2. Don’t forget backlink quality.
The quality of each link is determined not only on the language used to set it apart, but also on its destination. No matter how effectively you write your anchor text, it will matter little if you reference a low-quality, spammy website.
Conversely, hyperlinks that lead to your website should not be forced on other web pages, e.g., by way of comment spam. Ideally, getting links to your own website should occur naturally, through other webmasters recognizing your site as an authoritative resource.
3. Use anchor text sparingly.
Excessive anchor text is the hyperlink equivalent of keyword stuffing. Both lead to search engine penalties. Never link to another page simply for the sake of it. Every hyperlink should provide clear value to the reader.
4. Emphasize branded links over exact keyword matches.
The Forbes Communication Council recommends using exact match keywords sparingly, as past overuse has prompted Google to penalize even moderate integration of such hyperlinks. Instead, experts advise opting primarily for branded anchors, supplemented occasionally by a blend of the other types of anchor text referenced above. Exact matches and long-tail keywords should form no more than 1% of all anchor text.
5. Pay attention to the surrounding text.
The text preceding and following each hyperlink should flow naturally while also relating to the link’s destination. Surrounding text can increase the relevance of the anchor text by granting the reader greater insight into why a particular landing page has been referenced.
When incorporated strategically, anchor text strengthens SEO while also providing value to website visitors.

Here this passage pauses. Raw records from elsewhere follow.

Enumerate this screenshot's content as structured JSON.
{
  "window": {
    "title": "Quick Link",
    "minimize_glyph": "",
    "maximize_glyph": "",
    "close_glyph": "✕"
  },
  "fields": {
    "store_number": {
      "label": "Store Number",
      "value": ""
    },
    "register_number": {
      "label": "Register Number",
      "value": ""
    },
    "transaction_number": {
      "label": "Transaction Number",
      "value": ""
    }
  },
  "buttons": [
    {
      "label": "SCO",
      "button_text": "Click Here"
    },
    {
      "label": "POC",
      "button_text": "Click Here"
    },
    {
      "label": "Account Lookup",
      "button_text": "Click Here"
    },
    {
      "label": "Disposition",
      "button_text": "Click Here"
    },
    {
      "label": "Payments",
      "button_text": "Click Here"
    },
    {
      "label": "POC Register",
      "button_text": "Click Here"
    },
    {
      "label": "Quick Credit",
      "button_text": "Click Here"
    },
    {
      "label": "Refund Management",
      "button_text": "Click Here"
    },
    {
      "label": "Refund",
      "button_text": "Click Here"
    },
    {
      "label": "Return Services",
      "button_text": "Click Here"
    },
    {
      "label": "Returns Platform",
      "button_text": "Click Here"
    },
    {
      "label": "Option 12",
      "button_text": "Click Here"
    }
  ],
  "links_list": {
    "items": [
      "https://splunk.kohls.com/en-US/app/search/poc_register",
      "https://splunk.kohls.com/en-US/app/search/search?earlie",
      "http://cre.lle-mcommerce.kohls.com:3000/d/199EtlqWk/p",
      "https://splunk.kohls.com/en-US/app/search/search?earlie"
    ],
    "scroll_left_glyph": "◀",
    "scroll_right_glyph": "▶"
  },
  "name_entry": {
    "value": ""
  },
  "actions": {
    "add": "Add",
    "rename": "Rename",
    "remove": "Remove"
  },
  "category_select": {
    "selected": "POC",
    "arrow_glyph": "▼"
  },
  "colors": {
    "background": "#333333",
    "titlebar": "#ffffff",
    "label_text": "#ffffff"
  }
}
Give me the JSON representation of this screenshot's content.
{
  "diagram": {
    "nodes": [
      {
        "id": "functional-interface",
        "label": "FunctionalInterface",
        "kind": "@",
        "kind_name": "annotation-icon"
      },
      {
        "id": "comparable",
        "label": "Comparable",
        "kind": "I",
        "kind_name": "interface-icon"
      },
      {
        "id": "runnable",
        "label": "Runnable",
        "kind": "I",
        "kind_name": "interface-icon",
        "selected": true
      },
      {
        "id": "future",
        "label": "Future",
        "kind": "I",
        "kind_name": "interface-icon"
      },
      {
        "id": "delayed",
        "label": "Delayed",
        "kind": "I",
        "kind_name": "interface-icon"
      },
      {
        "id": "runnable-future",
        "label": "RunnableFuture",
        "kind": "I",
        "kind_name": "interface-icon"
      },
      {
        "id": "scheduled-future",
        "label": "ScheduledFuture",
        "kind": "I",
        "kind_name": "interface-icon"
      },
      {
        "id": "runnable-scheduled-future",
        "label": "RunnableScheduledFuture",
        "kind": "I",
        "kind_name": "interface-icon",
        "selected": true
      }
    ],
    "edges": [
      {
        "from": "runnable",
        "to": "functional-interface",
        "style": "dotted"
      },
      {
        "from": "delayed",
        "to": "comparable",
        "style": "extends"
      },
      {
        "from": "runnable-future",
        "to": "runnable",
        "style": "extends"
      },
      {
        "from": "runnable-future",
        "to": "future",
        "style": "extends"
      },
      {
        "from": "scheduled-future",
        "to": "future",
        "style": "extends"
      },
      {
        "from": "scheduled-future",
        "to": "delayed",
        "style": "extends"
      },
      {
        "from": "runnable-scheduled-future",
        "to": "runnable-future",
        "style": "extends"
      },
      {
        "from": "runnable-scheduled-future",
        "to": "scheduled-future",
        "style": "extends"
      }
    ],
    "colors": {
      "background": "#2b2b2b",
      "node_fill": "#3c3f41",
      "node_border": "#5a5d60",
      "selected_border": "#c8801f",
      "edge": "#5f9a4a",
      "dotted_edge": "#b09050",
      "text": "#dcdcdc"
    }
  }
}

When in doubt, use hyperlinks sparingly, and go for quality over quantity. In the long run, this minimalist approach can improve user experience and get your page to rank better in Google’s search results.
This article was written by Compose.ly writer Stephanie Lica.